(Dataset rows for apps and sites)
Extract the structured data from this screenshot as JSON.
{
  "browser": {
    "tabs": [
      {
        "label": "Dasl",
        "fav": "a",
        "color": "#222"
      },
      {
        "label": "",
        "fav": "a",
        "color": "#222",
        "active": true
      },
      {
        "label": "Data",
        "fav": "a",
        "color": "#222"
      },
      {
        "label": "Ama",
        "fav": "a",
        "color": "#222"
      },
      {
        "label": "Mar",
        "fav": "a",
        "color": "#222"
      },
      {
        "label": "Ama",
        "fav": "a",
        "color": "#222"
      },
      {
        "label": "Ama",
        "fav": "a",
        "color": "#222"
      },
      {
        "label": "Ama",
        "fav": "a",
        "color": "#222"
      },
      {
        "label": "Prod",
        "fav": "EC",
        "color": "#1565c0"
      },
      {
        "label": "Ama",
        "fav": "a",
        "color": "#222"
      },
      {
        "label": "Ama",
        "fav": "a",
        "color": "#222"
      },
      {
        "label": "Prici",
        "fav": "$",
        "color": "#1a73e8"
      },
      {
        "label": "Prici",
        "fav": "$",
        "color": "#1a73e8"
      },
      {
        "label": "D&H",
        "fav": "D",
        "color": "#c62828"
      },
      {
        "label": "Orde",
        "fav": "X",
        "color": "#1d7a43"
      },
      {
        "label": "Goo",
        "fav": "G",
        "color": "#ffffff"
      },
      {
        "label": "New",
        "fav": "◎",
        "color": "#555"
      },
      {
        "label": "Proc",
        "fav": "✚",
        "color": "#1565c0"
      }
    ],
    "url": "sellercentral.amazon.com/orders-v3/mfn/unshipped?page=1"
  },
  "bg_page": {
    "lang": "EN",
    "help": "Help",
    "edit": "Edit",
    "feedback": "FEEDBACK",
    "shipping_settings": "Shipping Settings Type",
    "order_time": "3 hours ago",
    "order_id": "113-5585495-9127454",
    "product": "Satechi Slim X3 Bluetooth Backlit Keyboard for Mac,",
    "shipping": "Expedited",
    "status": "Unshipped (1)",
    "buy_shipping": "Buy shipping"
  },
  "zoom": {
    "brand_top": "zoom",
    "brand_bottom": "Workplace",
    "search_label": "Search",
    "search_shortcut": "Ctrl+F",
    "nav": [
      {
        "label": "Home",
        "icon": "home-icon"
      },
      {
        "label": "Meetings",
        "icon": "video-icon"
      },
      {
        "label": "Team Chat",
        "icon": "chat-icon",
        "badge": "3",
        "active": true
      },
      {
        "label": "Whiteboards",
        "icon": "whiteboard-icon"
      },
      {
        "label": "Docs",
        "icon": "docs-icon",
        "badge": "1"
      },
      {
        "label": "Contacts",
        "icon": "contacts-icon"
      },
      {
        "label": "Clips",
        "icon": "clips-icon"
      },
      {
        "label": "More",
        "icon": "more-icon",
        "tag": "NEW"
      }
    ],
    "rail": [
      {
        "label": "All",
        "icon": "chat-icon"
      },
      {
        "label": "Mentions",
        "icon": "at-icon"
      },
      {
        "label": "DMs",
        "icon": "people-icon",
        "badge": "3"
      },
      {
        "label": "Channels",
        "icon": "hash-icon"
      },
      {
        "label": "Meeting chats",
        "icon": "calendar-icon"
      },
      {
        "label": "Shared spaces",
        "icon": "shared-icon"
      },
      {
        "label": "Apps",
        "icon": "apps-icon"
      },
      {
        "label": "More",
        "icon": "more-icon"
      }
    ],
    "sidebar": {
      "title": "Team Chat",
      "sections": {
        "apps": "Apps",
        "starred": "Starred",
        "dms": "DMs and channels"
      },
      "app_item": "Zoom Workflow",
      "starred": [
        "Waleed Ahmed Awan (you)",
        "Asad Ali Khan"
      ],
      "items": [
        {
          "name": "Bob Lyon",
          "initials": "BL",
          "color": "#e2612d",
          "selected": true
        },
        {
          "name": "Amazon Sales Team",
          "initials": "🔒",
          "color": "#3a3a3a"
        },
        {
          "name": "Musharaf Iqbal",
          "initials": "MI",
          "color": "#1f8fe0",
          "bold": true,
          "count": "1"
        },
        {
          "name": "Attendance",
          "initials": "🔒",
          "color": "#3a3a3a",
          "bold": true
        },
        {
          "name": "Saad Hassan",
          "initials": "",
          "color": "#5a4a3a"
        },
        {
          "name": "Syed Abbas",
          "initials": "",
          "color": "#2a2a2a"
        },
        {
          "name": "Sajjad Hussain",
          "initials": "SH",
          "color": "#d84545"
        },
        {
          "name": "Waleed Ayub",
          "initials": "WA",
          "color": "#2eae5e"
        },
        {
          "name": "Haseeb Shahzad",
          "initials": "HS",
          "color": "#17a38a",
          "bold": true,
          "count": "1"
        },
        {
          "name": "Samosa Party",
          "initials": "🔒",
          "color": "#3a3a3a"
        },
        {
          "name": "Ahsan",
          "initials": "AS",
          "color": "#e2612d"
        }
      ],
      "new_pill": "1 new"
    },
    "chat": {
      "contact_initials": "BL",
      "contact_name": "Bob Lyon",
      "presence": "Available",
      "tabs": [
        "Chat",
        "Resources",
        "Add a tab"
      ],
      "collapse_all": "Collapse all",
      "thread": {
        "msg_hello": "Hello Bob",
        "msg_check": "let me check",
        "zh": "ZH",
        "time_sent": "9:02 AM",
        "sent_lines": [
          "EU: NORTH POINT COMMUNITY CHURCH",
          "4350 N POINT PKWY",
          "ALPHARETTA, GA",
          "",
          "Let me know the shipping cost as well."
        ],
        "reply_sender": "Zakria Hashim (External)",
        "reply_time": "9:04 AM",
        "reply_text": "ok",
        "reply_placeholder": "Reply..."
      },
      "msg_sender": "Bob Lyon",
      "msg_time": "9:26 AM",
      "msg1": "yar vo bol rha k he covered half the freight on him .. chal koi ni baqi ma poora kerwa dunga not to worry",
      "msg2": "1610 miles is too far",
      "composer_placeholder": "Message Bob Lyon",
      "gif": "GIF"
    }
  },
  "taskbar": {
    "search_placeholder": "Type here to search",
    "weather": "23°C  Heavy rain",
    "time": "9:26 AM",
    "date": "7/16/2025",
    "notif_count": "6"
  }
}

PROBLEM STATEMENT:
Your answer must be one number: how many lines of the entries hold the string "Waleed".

RESULT BELOW:
2